Again, if you’re running a local business, then including the name of the location that you operate in and serve might make it easier for customers to find you when searching online, for instance. However, if you want to reach any customers outside of that range, at all, then the same name is going to limit you, as people will think your business is only built for customers within that area. You have to consider how far you want your business to grow, as you’re stuck with your name, and it can take some considerable work to rebrand.
Getting tricky with pronunciation or spelling
You might think that one way to change a particularly common name into something unique is to switch up the spelling, aim for a different pronunciation, or even use numbers and special characters instead of letters. It’s going to make your name different, yes, but it’s also going to make it a lot more difficult to communicate with others. How is someone who hears the name, but doesn’t see its spelling, supposed to know what to Google? If you have to explain it to them, you risk losing their attention. Keep it simple.
Not considering your brand
Your name is a part of your overall brand. It’s not something you should name in a vacuum. If you’re trying to create a business with a sophisticated, professional brand, then a name that sounds too conversational and poppy might be offputting. If you’re trying to create a family-friendly brand with a bright image, then you don’t want to sound like a law firm. Working with a brand naming consultant can make sure that you consider the name within the scope of the entire brand strategy. You have to be careful with your word choice.
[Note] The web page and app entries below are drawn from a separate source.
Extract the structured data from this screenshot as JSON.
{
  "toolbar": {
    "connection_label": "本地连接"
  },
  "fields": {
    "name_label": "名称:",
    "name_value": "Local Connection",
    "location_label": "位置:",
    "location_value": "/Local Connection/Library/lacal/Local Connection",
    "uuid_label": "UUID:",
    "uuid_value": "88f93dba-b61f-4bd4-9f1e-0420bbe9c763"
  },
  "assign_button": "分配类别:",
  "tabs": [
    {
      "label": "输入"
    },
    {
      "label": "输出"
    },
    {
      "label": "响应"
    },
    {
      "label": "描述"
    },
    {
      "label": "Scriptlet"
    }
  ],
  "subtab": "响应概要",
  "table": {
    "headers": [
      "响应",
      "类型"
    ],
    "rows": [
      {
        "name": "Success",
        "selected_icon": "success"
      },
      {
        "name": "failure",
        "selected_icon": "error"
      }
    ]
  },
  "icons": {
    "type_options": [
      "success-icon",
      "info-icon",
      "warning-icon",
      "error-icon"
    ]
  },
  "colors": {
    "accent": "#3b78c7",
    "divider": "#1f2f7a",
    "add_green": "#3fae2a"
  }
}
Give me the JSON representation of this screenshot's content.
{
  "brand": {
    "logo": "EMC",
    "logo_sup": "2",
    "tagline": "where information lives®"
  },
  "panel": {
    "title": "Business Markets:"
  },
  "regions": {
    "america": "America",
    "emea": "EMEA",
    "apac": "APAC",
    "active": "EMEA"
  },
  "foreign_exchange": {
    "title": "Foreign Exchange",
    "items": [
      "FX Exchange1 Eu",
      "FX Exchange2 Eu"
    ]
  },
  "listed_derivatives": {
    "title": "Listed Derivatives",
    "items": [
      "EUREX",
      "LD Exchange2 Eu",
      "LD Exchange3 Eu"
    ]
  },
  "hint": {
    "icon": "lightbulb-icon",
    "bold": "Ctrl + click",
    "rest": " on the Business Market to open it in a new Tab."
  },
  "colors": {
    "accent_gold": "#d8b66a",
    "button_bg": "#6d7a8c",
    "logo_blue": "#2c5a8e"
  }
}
Neglecting to do your research
Of course, if you’re landing on a name, then you should take the time to research it, to see if any businesses have the exact same name. You want to be especially sure that none of your competitors are named anything remotely close. Again, you want a name that sounds original. There are online tools you can use to see if a business name is taken. If it’s in a wholly different industry, you might only need to add a word or two to the legal name, such as the services you provide, to differentiate it enough.
It’s not suitable for social media
This is a consideration that is becoming increasingly important in an online world. When you’re moving your business to social media, having a name that’s too long to fit as an account name, or using a name so common that you can’t simply use your name as your handle, can require you to do a little extra work to create an online brand presence. This shouldn’t supersede the other elements we’ve talked about, but is worth thinking about especially if you’re going to be an online-focused business.
Asking everyone and anyone what they think of it
While you might have more than one key decision-maker behind your business, that doesn’t mean that you have to make naming it a process that involves everyone’s input. If you’re too open and invite too many people to share their opinions, then every name you come up with is going to have multiple objections for different reasons, and every person is going to want to show their worth by proposing their own alternatives. It can become a never-ending cycle and can be extremely frustrating to deal with.
Take your time to research your name, but don’t allow yourself to get stuck for too long. Working with the right professionals can help you find the name that works for you a lot more quickly.